    • The final part of class should be used to allow students to present their projects and justify their reasons for choosing each individual work of art.
    • Students must incorporate the three content standards included in this assignment into their finished products.
    • After all students have presented their portfolios, the teacher should express approval of the students’ work and thank them all for working so hard.
    Evaluation Teacher Script Conclusion
  • 16. Conclusion (Teacher) [ Student Page ] Title Introduction Learners Standards Process Resources Credits Teacher Page This assignment should have provided a fun and inventive means for students to study art history and gain new perspectives on several famous works of art. The assignment is great for a single class period or an extended period of time, and the teacher is not required to possess any specific skills other than basic internet usage. Students should be able to become involved in the process due to the interesting subject matter, but the concept of tracking a specific work of art from inception to modern day is a highly worthwhile artistic enterprise and will benefit every student who does it. Some teacher may want to slightly alter the concept of this particular assignment should he or she fear parental retribution because of the “stealing.” However, if the teacher approaches the concept in a humorous and tongue-in-cheek manner, this should not be much of a problem. I hope your students enjoy the process and that they have gained a deeper understanding of the study of art history. Evaluation Teacher Script Conclusion

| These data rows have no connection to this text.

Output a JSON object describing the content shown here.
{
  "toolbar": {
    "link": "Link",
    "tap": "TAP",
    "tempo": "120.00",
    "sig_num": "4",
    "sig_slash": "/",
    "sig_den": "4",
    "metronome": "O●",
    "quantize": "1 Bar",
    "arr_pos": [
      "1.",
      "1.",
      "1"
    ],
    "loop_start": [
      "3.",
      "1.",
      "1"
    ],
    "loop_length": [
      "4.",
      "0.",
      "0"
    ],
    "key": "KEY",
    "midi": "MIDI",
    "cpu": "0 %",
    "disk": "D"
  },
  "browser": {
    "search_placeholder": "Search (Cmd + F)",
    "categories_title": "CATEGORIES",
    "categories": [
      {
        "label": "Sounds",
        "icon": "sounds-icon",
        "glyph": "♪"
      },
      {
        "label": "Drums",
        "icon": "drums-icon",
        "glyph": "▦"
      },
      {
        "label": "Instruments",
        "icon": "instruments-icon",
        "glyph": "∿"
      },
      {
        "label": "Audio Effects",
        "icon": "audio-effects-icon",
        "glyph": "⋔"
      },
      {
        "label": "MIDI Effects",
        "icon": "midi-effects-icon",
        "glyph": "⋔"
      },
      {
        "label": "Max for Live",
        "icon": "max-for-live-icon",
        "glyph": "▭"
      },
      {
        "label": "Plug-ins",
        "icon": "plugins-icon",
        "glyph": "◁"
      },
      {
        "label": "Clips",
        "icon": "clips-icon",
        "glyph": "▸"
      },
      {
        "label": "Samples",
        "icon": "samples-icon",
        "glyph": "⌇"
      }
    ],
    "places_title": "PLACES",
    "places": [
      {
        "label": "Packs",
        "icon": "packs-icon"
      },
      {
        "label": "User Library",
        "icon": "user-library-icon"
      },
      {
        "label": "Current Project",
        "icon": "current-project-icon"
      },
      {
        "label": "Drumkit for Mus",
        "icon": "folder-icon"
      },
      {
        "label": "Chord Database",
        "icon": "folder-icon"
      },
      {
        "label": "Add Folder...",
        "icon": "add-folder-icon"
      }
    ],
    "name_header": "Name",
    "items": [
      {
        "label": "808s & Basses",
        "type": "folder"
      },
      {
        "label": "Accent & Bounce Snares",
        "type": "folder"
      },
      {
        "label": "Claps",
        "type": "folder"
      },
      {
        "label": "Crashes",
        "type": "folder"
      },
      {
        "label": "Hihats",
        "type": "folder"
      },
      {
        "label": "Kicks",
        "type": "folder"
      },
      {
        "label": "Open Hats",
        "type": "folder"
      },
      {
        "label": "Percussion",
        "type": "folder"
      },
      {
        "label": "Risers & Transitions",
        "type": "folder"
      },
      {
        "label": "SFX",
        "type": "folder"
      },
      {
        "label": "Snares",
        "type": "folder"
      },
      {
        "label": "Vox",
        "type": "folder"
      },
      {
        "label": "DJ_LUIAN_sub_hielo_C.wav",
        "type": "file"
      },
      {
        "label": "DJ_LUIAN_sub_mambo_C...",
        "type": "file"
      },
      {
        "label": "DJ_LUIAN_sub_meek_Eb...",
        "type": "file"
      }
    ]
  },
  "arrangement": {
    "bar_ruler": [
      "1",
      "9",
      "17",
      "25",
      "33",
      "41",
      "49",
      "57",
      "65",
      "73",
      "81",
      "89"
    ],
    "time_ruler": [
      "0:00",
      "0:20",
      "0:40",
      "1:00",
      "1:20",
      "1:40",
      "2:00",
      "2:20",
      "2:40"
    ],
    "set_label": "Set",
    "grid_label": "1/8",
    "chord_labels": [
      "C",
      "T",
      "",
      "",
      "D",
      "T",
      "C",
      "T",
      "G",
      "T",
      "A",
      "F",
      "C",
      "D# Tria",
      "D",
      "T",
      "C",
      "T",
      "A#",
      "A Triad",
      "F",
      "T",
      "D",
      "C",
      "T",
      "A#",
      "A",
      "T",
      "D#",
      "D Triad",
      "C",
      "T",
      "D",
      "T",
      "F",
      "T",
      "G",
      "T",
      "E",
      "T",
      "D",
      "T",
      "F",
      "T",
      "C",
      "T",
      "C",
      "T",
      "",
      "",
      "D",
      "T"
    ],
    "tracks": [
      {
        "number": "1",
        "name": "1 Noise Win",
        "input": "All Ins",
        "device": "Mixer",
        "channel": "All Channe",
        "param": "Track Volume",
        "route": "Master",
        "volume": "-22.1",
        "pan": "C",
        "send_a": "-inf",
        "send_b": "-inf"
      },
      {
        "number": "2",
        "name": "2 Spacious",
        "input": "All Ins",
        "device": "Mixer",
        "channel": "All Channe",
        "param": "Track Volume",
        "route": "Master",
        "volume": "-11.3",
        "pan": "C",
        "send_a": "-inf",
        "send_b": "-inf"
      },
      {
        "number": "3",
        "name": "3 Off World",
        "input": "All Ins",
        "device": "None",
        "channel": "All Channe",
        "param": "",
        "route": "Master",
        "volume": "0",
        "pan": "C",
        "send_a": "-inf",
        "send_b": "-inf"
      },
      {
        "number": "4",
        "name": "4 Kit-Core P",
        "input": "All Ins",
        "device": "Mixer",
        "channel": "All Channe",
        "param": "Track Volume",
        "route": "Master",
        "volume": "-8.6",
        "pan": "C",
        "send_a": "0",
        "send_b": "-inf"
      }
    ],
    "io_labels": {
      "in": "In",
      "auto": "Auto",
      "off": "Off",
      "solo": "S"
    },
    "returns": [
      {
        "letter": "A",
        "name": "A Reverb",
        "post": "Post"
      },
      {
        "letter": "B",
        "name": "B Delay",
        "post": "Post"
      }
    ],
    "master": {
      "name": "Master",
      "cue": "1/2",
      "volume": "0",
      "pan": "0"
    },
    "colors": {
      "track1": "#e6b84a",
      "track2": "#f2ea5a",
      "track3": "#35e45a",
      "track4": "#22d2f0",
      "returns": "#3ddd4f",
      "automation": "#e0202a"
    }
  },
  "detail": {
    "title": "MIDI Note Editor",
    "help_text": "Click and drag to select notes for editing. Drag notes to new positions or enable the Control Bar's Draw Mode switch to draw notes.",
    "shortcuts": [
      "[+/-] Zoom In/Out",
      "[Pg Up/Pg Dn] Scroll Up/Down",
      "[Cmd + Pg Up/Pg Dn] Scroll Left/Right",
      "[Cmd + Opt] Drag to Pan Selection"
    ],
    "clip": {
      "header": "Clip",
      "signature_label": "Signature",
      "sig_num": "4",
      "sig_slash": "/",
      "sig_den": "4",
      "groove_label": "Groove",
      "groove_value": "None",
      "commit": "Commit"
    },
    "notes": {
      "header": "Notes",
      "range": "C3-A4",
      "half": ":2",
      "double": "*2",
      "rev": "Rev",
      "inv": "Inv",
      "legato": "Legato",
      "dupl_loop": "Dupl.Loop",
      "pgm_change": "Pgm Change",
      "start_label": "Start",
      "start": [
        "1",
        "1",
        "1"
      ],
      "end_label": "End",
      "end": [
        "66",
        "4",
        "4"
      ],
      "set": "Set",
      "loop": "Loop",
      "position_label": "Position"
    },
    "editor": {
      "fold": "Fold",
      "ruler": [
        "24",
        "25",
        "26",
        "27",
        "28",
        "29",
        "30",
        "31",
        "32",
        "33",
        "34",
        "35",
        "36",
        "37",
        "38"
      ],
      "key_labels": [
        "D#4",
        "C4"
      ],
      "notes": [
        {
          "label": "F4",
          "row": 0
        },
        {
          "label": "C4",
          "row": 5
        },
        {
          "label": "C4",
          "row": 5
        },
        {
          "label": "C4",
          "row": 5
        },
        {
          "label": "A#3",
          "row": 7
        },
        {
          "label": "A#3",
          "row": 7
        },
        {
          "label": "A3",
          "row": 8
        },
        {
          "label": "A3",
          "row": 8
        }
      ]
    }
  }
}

  • 17. Credits & References (Teacher) [ Student Page ] Title Introduction Learners Standards Process Resources Credits Teacher Page Images: www.bitsonline.net/.../picasso_blue_guitar.jpg http://avline.abacusline.co.uk/pictures/jpeg/pics/mona.jpg http://www.ibiblio.org/wm/paint/auth/munch/munch.scream.jpg Include a link back to The WebQuest Page and The WebQuest Slideshare Group so that others can acquire the latest version of this template and training materials. Evaluation Teacher Script Conclusion